In response to the posts relating to, “Teacher Stress,” a reader writes:
“What I am realizing in my district is that when you try to create effective change at an entry level administrator level, such as assistant principal, the leaders above you are sometimes more threatened than the teachers. They are afraid of the success that might come from this change, so they will squash it so that they don’t look bad. I am seeing way too much stagnant leadership being allowed to flounder. As long as they (principals) don’t make waves, the status quo will remain. What a pitiful reality.”
Again, I wish that I could say that what you describe does not occur, but we all know better. And having some knowledge about your capabilities and your district, your assessment is somewhat valid. But I do have some advice for you and others like you who are trying to effect change in subordinate positions.
First, the most direct path for creating student success and building positive leadership experience is to attack identified problems at full speed, adjust your tactics based on your short term results, and outwork everybody. You, your students and your team will soon begin to move ahead of the pack. Just know that everyone will not be happy with your success. It is the “A’ama Crab” theory. Your success will make them insecure and jealous and they will attempt to pull you back to the crowd. However, don’t hold it against the crab; it is his or her nature and a waste of your time. Your job is to remain focused on the goal.
Second, Jim Collins (Good to Great) points out that it is possible for sub-units to be disciplined and focused even when the whole is not. By doing so, you make things better for those you serve and often serve as a lever, or positive example, for the whole organization. This means that you can’t give up just because your operations are small, because your impact can often be great. And as I mentioned above, expect and ignore the crabs.
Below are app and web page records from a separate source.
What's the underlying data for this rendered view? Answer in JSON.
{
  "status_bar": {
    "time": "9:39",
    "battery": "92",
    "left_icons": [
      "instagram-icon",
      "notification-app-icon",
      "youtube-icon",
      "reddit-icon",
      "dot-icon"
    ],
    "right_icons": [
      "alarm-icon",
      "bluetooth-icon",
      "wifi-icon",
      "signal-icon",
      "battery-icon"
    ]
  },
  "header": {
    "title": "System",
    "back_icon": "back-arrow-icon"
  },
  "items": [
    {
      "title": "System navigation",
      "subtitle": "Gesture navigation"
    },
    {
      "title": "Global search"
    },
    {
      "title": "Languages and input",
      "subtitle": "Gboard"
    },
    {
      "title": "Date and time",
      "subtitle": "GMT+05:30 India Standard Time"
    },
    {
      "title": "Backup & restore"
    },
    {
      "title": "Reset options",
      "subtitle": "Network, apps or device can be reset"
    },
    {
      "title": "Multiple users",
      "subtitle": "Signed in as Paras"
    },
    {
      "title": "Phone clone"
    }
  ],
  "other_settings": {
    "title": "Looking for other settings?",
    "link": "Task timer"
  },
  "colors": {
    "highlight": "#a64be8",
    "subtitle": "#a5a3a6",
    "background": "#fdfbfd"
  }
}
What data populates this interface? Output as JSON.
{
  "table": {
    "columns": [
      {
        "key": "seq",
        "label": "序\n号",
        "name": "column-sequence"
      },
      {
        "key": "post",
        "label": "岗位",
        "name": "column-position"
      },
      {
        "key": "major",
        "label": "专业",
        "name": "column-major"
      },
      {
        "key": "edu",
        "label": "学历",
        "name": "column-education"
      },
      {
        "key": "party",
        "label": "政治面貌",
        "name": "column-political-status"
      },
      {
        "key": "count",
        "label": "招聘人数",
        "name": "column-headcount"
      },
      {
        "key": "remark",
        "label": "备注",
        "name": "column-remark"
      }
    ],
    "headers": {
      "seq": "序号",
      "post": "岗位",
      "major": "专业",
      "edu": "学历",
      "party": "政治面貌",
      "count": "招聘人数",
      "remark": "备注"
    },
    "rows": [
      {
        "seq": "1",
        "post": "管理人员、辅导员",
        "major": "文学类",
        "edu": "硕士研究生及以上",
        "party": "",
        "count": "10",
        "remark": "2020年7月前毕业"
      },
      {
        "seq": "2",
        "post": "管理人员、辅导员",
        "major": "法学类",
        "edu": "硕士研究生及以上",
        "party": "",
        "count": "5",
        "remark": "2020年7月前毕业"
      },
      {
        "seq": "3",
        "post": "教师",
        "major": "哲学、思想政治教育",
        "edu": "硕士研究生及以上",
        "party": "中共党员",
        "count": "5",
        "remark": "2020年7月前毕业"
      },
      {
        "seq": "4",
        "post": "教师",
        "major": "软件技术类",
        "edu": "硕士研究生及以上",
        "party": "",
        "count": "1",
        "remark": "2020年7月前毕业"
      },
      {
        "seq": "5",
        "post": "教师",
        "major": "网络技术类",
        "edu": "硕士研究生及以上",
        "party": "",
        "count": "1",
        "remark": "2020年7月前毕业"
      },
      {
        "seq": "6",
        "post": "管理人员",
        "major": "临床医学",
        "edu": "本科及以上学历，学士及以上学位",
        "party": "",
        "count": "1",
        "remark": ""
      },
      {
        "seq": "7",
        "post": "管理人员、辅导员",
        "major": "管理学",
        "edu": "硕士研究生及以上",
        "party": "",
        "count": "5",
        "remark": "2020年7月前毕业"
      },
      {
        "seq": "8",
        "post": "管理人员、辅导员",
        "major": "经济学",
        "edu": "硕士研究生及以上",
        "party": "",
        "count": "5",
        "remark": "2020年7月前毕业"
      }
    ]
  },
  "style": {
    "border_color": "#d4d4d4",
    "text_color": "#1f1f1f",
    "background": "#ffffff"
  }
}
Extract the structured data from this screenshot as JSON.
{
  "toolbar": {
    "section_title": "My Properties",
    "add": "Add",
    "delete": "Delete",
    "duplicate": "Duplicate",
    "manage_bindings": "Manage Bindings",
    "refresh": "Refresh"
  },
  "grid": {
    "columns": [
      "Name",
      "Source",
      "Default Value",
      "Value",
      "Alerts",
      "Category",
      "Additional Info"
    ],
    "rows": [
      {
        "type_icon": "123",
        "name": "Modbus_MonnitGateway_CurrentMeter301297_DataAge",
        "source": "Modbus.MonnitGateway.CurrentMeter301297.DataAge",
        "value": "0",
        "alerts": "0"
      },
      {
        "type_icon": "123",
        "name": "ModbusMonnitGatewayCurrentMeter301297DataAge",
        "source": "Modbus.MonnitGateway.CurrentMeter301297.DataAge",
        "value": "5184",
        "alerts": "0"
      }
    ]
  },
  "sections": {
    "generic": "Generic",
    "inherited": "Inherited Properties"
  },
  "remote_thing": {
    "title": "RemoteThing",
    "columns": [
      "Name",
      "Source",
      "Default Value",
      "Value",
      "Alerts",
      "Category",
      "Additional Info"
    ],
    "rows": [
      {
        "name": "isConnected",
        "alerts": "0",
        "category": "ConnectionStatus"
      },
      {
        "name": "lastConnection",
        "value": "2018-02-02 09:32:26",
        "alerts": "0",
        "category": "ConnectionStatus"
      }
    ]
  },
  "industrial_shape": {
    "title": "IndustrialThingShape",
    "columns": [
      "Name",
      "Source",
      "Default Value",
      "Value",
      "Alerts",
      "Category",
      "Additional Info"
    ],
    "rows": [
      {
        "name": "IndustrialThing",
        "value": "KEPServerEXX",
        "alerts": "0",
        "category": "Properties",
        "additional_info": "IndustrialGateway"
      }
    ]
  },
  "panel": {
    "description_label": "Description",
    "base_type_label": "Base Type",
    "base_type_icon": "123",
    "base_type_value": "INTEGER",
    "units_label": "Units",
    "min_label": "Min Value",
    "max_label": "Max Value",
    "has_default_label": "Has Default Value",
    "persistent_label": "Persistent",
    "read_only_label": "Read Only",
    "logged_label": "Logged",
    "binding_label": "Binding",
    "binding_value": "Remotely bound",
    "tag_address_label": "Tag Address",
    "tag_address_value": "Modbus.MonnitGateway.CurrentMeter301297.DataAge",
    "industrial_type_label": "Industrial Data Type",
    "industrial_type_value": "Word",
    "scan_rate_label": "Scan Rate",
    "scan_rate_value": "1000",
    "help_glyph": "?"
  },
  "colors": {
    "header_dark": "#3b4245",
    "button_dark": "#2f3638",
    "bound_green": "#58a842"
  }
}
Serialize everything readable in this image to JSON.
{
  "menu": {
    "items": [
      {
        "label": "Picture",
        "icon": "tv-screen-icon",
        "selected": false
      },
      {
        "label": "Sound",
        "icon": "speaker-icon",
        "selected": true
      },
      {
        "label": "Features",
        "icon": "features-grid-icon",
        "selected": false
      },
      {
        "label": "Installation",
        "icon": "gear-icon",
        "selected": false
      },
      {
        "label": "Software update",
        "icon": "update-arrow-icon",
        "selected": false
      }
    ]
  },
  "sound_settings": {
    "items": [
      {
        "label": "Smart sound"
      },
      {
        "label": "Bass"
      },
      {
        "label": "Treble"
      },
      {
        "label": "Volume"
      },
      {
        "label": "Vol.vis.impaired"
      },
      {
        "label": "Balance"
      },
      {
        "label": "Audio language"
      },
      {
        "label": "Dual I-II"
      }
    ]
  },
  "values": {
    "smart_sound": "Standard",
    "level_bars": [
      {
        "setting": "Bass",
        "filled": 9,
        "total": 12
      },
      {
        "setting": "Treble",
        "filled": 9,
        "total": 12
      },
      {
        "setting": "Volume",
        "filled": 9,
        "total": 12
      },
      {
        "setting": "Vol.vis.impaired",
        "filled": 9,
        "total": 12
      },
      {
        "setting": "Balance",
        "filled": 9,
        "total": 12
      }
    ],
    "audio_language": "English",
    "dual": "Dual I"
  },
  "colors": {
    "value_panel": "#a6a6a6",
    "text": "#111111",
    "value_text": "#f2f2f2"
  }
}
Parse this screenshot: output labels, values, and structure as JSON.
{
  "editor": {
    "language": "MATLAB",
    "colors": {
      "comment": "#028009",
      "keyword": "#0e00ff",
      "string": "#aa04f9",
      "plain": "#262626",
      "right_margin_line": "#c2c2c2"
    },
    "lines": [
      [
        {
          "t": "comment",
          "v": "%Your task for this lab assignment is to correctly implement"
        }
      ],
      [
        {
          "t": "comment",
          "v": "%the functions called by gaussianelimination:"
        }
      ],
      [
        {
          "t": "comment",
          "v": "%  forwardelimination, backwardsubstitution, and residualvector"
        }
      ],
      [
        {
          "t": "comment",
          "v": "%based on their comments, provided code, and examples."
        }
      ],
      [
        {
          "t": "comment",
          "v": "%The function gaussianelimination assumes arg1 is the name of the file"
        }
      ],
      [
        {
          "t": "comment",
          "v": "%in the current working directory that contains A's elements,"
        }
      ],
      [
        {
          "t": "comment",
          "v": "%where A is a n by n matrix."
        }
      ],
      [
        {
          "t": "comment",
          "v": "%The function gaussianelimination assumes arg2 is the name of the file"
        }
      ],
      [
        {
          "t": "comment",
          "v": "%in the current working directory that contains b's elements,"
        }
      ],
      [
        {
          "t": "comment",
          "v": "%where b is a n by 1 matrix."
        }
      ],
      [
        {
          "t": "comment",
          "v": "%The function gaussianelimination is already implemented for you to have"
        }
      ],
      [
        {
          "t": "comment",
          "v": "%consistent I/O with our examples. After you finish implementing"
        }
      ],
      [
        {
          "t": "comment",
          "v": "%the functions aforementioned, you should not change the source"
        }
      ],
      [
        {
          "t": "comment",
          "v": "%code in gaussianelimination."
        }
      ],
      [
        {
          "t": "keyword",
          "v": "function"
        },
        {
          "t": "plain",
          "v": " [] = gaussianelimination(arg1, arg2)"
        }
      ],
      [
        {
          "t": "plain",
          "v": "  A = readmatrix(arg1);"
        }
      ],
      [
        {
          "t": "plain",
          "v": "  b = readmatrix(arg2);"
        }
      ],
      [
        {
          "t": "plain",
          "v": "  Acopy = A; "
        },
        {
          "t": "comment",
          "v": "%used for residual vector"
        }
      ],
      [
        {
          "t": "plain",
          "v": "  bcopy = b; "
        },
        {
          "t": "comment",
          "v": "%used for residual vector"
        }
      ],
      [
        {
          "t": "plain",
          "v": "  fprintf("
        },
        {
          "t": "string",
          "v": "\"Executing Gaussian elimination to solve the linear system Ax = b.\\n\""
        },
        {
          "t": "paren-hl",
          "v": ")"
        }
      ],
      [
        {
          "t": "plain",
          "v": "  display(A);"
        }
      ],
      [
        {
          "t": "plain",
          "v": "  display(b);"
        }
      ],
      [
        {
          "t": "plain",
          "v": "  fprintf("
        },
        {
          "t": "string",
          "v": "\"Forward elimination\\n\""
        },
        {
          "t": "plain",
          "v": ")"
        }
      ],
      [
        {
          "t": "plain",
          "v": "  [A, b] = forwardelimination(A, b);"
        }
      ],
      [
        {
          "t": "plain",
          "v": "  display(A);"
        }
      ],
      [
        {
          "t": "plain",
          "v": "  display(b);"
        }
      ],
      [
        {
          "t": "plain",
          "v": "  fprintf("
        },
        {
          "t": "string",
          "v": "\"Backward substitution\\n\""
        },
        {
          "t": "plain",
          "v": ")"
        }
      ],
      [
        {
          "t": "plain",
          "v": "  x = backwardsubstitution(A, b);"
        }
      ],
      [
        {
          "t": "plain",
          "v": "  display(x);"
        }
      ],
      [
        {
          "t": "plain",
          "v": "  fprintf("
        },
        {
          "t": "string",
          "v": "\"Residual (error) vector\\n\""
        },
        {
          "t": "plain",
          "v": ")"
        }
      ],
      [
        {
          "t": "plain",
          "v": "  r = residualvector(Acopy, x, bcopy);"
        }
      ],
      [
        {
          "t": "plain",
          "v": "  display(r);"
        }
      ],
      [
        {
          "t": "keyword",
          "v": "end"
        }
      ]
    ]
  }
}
Finally, you may find yourself completely at odds with your boss and/or the organization. If you repeatedly find that you cannot reconcile your energy, passion and vision with that of who you work for, the problem is your’s, not your boss’. When this is the case, continue to do your job, but start looking for a boss or organization more in line with what you believe in. The bottom line is the golden rule; who has the gold makes the rules. But you do get to choose whose gold you take.
Think. Work. Achieve.